Gee, some plants would be good.
Well we aren’t at that stage yet, so don’t get your hopes up for anything green.
Have some mulch instead. Lots and lots and lots of lovely mulch.
And a tree. A huge beech tree. Yes last time I wrote I was gazing lovingly at that huge pile of beech cut down and stacked on the road.
Too heavy to lift. So Hooman cut the enormous discs into bite sized chunks while I was away with my loads of bricks.
And we loaded the car together. Me marvelling that he would call these huge boulders bite-sized. And trying not to think about my aching back. And gushingly grateful at his kindness. And wondering what on earth I will do with them.
Actually I have an idea. But first I had to sneak them onto the plot.
No parking close to the gardens, it was a long and very slog. And with the added frisson of the parking police.
The pieces are going to go in the central circle of the garden. Possibly in the form of a curving low wall. But they are so heavy to shift that all I could do was heave them into place and hope for inspiration next month when I recover from the effort. It’s like a jigsaw puzzle but one I can’t lift. Sure could do with Nicolas the French wall builder coming by on a flying carpet right now.

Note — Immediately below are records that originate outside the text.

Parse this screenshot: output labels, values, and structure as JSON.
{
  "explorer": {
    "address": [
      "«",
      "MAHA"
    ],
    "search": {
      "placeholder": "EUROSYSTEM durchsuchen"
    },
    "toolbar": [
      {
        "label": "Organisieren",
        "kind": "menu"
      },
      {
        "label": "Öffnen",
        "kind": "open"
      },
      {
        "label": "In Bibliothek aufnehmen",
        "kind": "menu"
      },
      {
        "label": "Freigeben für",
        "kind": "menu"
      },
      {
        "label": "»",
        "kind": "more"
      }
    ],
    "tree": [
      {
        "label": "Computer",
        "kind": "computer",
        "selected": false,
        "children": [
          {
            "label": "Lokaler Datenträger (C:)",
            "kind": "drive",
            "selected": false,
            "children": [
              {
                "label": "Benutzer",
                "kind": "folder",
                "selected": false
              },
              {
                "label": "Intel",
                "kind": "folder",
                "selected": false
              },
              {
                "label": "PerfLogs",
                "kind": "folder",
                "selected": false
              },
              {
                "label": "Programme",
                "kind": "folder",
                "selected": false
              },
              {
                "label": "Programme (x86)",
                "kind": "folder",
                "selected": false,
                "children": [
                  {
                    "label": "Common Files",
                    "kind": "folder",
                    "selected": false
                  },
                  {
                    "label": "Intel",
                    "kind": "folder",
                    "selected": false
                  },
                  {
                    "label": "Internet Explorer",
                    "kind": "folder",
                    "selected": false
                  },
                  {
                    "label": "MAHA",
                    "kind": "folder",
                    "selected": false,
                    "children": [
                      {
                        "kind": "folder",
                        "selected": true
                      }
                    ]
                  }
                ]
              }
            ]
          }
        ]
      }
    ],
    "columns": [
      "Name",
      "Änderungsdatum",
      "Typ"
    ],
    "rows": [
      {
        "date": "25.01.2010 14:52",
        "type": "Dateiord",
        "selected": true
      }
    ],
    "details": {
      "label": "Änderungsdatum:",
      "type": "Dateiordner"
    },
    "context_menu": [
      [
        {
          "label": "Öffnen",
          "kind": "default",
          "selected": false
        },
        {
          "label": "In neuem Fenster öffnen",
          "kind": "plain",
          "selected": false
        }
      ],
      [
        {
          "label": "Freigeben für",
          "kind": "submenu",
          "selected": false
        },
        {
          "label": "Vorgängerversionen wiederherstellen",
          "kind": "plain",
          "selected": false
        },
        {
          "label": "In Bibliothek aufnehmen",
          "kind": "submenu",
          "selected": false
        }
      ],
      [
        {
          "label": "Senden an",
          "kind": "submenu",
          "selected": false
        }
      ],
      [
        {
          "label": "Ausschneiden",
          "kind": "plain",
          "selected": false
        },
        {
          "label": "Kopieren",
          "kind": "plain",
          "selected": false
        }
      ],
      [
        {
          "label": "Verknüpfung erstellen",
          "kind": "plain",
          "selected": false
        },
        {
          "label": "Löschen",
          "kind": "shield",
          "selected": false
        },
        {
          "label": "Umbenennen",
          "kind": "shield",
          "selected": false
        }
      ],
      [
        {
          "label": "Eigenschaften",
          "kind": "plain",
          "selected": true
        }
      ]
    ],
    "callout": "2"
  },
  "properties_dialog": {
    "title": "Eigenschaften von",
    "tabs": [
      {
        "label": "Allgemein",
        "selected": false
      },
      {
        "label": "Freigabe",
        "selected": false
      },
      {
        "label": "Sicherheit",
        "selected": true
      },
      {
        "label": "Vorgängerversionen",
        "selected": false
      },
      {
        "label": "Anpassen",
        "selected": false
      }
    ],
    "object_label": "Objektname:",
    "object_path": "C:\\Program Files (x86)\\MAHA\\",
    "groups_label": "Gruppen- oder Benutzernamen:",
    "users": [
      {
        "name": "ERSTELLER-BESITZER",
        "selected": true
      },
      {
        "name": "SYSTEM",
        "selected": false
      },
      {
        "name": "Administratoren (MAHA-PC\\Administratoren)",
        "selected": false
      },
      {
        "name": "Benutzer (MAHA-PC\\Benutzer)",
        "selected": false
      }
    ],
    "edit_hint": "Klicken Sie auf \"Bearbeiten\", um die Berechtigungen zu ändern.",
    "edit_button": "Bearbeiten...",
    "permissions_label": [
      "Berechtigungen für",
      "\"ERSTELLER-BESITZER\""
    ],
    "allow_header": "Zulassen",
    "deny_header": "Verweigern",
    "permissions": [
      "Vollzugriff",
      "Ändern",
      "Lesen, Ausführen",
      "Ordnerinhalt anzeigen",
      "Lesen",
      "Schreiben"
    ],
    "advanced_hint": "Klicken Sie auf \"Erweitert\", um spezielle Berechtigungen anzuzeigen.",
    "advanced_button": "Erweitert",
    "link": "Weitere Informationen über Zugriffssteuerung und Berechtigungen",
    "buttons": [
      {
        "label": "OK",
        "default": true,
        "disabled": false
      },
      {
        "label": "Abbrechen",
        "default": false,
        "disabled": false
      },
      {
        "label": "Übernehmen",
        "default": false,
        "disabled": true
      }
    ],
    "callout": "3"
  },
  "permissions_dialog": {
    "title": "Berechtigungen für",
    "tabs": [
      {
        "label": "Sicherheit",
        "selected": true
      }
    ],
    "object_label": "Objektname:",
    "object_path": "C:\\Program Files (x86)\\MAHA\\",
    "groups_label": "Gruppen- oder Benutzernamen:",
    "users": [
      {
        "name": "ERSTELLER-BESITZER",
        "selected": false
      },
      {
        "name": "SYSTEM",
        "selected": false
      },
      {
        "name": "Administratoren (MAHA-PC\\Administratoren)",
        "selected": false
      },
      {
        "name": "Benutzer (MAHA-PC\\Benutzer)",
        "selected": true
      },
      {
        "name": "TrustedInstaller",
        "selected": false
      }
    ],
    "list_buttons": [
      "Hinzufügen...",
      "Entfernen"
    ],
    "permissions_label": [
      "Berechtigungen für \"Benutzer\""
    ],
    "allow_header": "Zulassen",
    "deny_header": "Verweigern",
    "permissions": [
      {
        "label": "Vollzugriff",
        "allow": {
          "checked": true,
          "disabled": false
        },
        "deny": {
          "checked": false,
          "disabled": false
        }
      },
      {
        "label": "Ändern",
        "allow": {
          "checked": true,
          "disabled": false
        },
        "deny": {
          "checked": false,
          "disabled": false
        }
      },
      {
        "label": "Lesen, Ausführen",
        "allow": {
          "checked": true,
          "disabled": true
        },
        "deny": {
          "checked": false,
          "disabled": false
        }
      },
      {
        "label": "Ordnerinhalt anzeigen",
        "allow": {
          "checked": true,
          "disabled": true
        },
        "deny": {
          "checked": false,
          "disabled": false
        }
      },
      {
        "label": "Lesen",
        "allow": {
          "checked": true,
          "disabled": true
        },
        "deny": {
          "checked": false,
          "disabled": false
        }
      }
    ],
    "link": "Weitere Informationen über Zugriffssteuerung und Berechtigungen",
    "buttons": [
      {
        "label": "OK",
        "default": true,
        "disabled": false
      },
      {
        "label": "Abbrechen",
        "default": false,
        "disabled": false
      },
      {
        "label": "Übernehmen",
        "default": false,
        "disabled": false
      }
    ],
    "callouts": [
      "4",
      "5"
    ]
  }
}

But if I can’t shift logs, I can do another permaculture bed. That’s progress. Here is the action sequence. Weed the plot, dig out the base and put aside. Place the first layer of logs (I didn’t have enough) and sticks. Then the layer of dried matter, a few bits of looted cardboard. Stamp down. Pile on the soil. Stamp down again. Mulch.
And then spend the rest of the afternoon playing with the bricks.
I have a fox or a small dog who is enjoying the mulch as much as me.
There is digging. There is flinging stuff about.
So I ended the day grubbing about my stock behind the giant rose bush (a place for all mess) for old chicken wire to drape over the new permaculture beds.
Until I get things planted up I suspect it will be a battle to keep it this neat.
7th October 2018 @ 7:06 am
You sure are a glutton for punishing yourself, Lindy,
but admirable! Too hard to forgo the pleasure of donated wood chunks, available bricks etc.
Today at the community garden it mostly rained, a most unusual thing. We have had about 75ml over the past 4 days – I am not complaining. Desperately needed. So when I finally retreated home everything I had on was wet and clammy. Great.
Those bright daisy like low growing flowers, yellow and orange mostly, that we saw while evaluating Clontarf gardens, are gazanias. I knew there was a z in there somewhere but not as the initial letter as I thought. Very bright and hardy plants, requiring little attention here.
I’m sure you’ll be finding much to entertain yourself with in the French garden soon.
8th October 2018 @ 10:35 am
Gazanias, of course! the ones here in Europe are overbed top heavy monsters. I’ve never seen them as they should be (South Afrian?) low growing like that. so pleased you had a drenching. Well, the garden, not you. I’m back out to France tomorrow and yearning to stomp about and see what is left in the vegetable garden, and whether the wasps have left me any figs.